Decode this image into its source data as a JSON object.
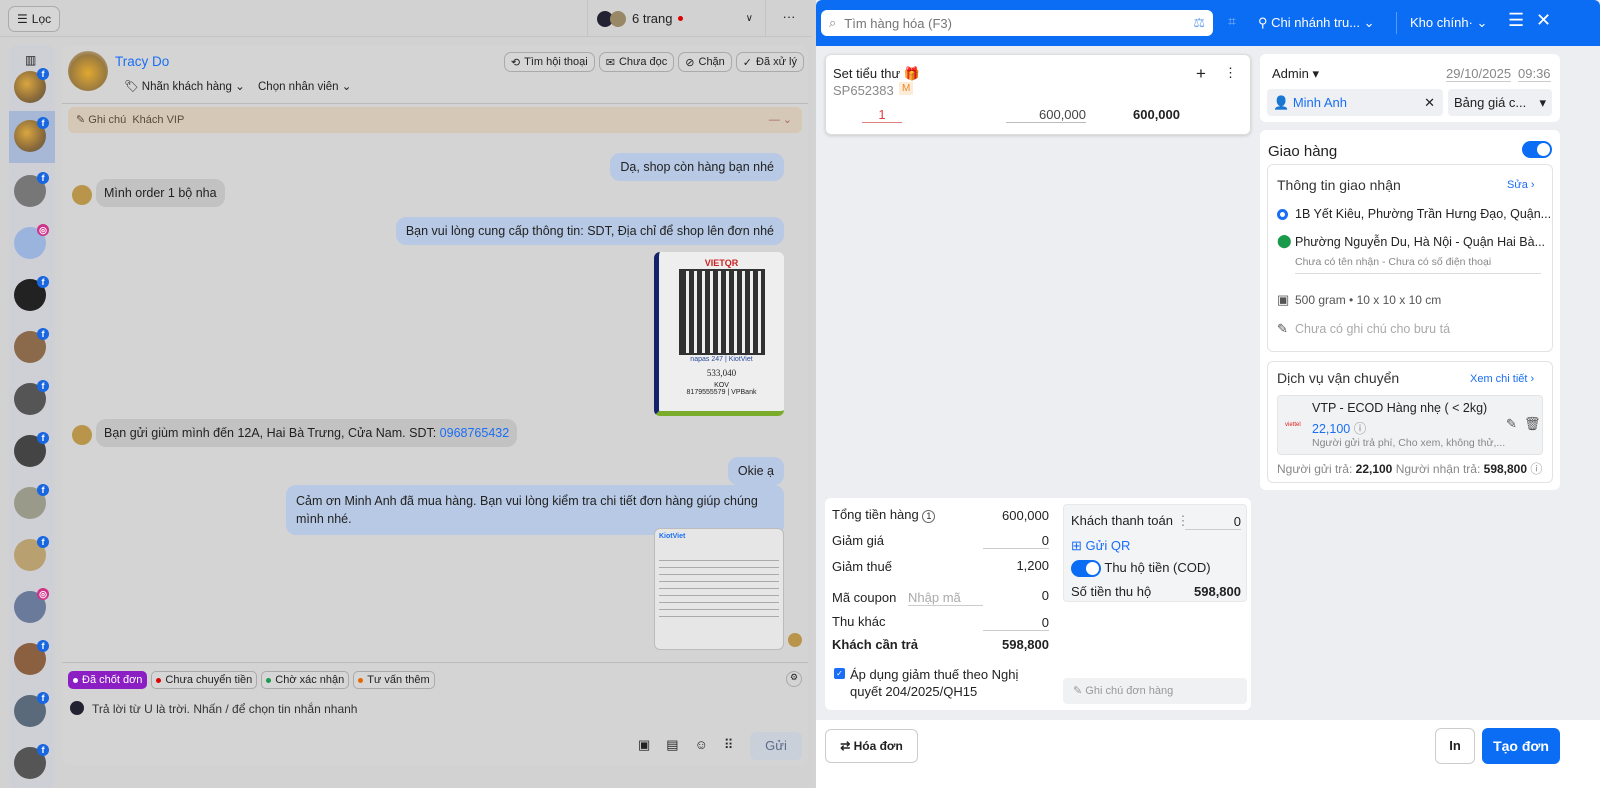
{
  "left": {
    "filter_label": "Lọc",
    "pages_label": "6 trang",
    "more": "···",
    "customer_name": "Tracy Do",
    "customer_tag": "Nhãn khách hàng",
    "assign_staff": "Chọn nhân viên",
    "actions": [
      "Tìm hội thoại",
      "Chưa đọc",
      "Chặn",
      "Đã xử lý"
    ],
    "note_label": "Ghi chú",
    "note_text": "Khách VIP",
    "messages": [
      {
        "side": "right",
        "text": "Dạ, shop còn hàng bạn nhé"
      },
      {
        "side": "left",
        "text": "Mình order 1 bộ nha"
      },
      {
        "side": "right",
        "text": "Bạn vui lòng cung cấp thông tin: SDT, Địa chỉ để shop lên đơn nhé"
      },
      {
        "side": "left",
        "text": "Bạn gửi giùm mình đến 12A, Hai Bà Trưng, Cửa Nam. SDT: ",
        "phone": "0968765432"
      },
      {
        "side": "right",
        "text": "Okie ạ"
      },
      {
        "side": "right",
        "text": "Cảm ơn Minh Anh đã mua hàng. Bạn vui lòng kiểm tra chi tiết đơn hàng giúp chúng mình nhé."
      }
    ],
    "qr": {
      "brand": "VIETQR",
      "partners": "napas 247 | KiotViet",
      "amount": "533,040",
      "account_name": "KOV",
      "account": "8179555579 | VPBank"
    },
    "invoice_brand": "KiotViet",
    "quick_tags": [
      {
        "label": "Đã chốt đơn",
        "color": "#8b1fc4"
      },
      {
        "label": "Chưa chuyển tiền",
        "color": "#d00"
      },
      {
        "label": "Chờ xác nhận",
        "color": "#1a9a4a"
      },
      {
        "label": "Tư vấn thêm",
        "color": "#e36a00"
      }
    ],
    "reply_placeholder": "Trả lời từ U là trời. Nhấn / để chọn tin nhắn nhanh",
    "send_label": "Gửi"
  },
  "right": {
    "search_placeholder": "Tìm hàng hóa (F3)",
    "branch": "Chi nhánh tru...",
    "warehouse": "Kho chính·",
    "product": {
      "name": "Set tiểu thư",
      "sku": "SP652383",
      "unit_badge": "M",
      "qty": "1",
      "price": "600,000",
      "total": "600,000"
    },
    "seller": "Admin",
    "date": "29/10/2025",
    "time": "09:36",
    "customer": "Minh Anh",
    "price_list": "Bảng giá c...",
    "delivery": {
      "title": "Giao hàng",
      "enabled": true,
      "info_title": "Thông tin giao nhận",
      "edit": "Sửa",
      "from": "1B Yết Kiêu, Phường Trần Hưng Đạo, Quận...",
      "to": "Phường Nguyễn Du, Hà Nội - Quận Hai Bà...",
      "receiver": "Chưa có tên nhận - Chưa có số điện thoại",
      "package": "500 gram • 10 x 10 x 10 cm",
      "courier_note": "Chưa có ghi chú cho bưu tá",
      "service_title": "Dịch vụ vận chuyển",
      "details": "Xem chi tiết",
      "service_name": "VTP - ECOD Hàng nhẹ ( < 2kg)",
      "service_fee": "22,100",
      "service_desc": "Người gửi trả phí, Cho xem, không thử,...",
      "carrier_logo": "viettel",
      "sender_pays_label": "Người gửi trả:",
      "sender_pays": "22,100",
      "receiver_pays_label": "Người nhận trả:",
      "receiver_pays": "598,800"
    },
    "summary": {
      "subtotal_label": "Tổng tiền hàng",
      "subtotal_count": "1",
      "subtotal": "600,000",
      "discount_label": "Giảm giá",
      "discount": "0",
      "tax_label": "Giảm thuế",
      "tax": "1,200",
      "coupon_label": "Mã coupon",
      "coupon_placeholder": "Nhập mã",
      "coupon": "0",
      "other_label": "Thu khác",
      "other": "0",
      "due_label": "Khách cần trả",
      "due": "598,800",
      "apply_tax": "Áp dụng giảm thuế theo Nghị quyết 204/2025/QH15"
    },
    "payment": {
      "paid_label": "Khách thanh toán",
      "paid": "0",
      "send_qr": "Gửi QR",
      "cod_label": "Thu hộ tiền (COD)",
      "cod_amount_label": "Số tiền thu hộ",
      "cod_amount": "598,800",
      "note_placeholder": "Ghi chú đơn hàng"
    },
    "footer": {
      "invoice": "Hóa đơn",
      "print": "In",
      "create": "Tạo đơn"
    }
  }
}
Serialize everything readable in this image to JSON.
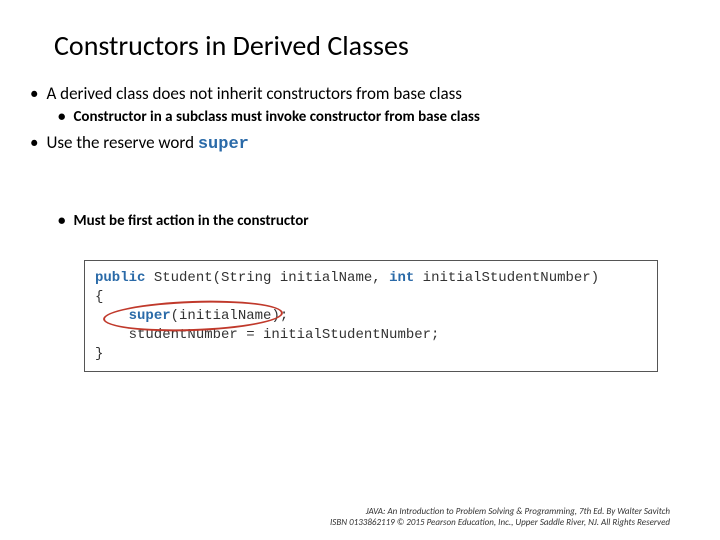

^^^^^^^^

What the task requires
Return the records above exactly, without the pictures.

Answer space
Decode this image into its source data as a JSON object.
{
  "left": {
    "filter_label": "Lọc",
    "pages_label": "6 trang",
    "more": "···",
    "customer_name": "Tracy Do",
    "customer_tag": "Nhãn khách hàng",
    "assign_staff": "Chọn nhân viên",
    "actions": [
      "Tìm hội thoại",
      "Chưa đọc",
      "Chặn",
      "Đã xử lý"
    ],
    "note_label": "Ghi chú",
    "note_text": "Khách VIP",
    "messages": [
      {
        "side": "right",
        "text": "Dạ, shop còn hàng bạn nhé"
      },
      {
        "side": "left",
        "text": "Mình order 1 bộ nha"
      },
      {
        "side": "right",
        "text": "Bạn vui lòng cung cấp thông tin: SDT, Địa chỉ để shop lên đơn nhé"
      },
      {
        "side": "left",
        "text": "Bạn gửi giùm mình đến 12A, Hai Bà Trưng, Cửa Nam. SDT: ",
        "phone": "0968765432"
      },
      {
        "side": "right",
        "text": "Okie ạ"
      },
      {
        "side": "right",
        "text": "Cảm ơn Minh Anh đã mua hàng. Bạn vui lòng kiểm tra chi tiết đơn hàng giúp chúng mình nhé."
      }
    ],
    "qr": {
      "brand": "VIETQR",
      "partners": "napas 247 | KiotViet",
      "amount": "533,040",
      "account_name": "KOV",
      "account": "8179555579 | VPBank"
    },
    "invoice_brand": "KiotViet",
    "quick_tags": [
      {
        "label": "Đã chốt đơn",
        "color": "#8b1fc4"
      },
      {
        "label": "Chưa chuyển tiền",
        "color": "#d00"
      },
      {
        "label": "Chờ xác nhận",
        "color": "#1a9a4a"
      },
      {
        "label": "Tư vấn thêm",
        "color": "#e36a00"
      }
    ],
    "reply_placeholder": "Trả lời từ U là trời. Nhấn / để chọn tin nhắn nhanh",
    "send_label": "Gửi"
  },
  "right": {
    "search_placeholder": "Tìm hàng hóa (F3)",
    "branch": "Chi nhánh tru...",
    "warehouse": "Kho chính·",
    "product": {
      "name": "Set tiểu thư",
      "sku": "SP652383",
      "unit_badge": "M",
      "qty": "1",
      "price": "600,000",
      "total": "600,000"
    },
    "seller": "Admin",
    "date": "29/10/2025",
    "time": "09:36",
    "customer": "Minh Anh",
    "price_list": "Bảng giá c...",
    "delivery": {
      "title": "Giao hàng",
      "enabled": true,
      "info_title": "Thông tin giao nhận",
      "edit": "Sửa",
      "from": "1B Yết Kiêu, Phường Trần Hưng Đạo, Quận...",
      "to": "Phường Nguyễn Du, Hà Nội - Quận Hai Bà...",
      "receiver": "Chưa có tên nhận - Chưa có số điện thoại",
      "package": "500 gram • 10 x 10 x 10 cm",
      "courier_note": "Chưa có ghi chú cho bưu tá",
      "service_title": "Dịch vụ vận chuyển",
      "details": "Xem chi tiết",
      "service_name": "VTP - ECOD Hàng nhẹ ( < 2kg)",
      "service_fee": "22,100",
      "service_desc": "Người gửi trả phí, Cho xem, không thử,...",
      "carrier_logo": "viettel",
      "sender_pays_label": "Người gửi trả:",
      "sender_pays": "22,100",
      "receiver_pays_label": "Người nhận trả:",
      "receiver_pays": "598,800"
    },
    "summary": {
      "subtotal_label": "Tổng tiền hàng",
      "subtotal_count": "1",
      "subtotal": "600,000",
      "discount_label": "Giảm giá",
      "discount": "0",
      "tax_label": "Giảm thuế",
      "tax": "1,200",
      "coupon_label": "Mã coupon",
      "coupon_placeholder": "Nhập mã",
      "coupon": "0",
      "other_label": "Thu khác",
      "other": "0",
      "due_label": "Khách cần trả",
      "due": "598,800",
      "apply_tax": "Áp dụng giảm thuế theo Nghị quyết 204/2025/QH15"
    },
    "payment": {
      "paid_label": "Khách thanh toán",
      "paid": "0",
      "send_qr": "Gửi QR",
      "cod_label": "Thu hộ tiền (COD)",
      "cod_amount_label": "Số tiền thu hộ",
      "cod_amount": "598,800",
      "note_placeholder": "Ghi chú đơn hàng"
    },
    "footer": {
      "invoice": "Hóa đơn",
      "print": "In",
      "create": "Tạo đơn"
    }
  }
}
Serialize everything readable in this image to JSON.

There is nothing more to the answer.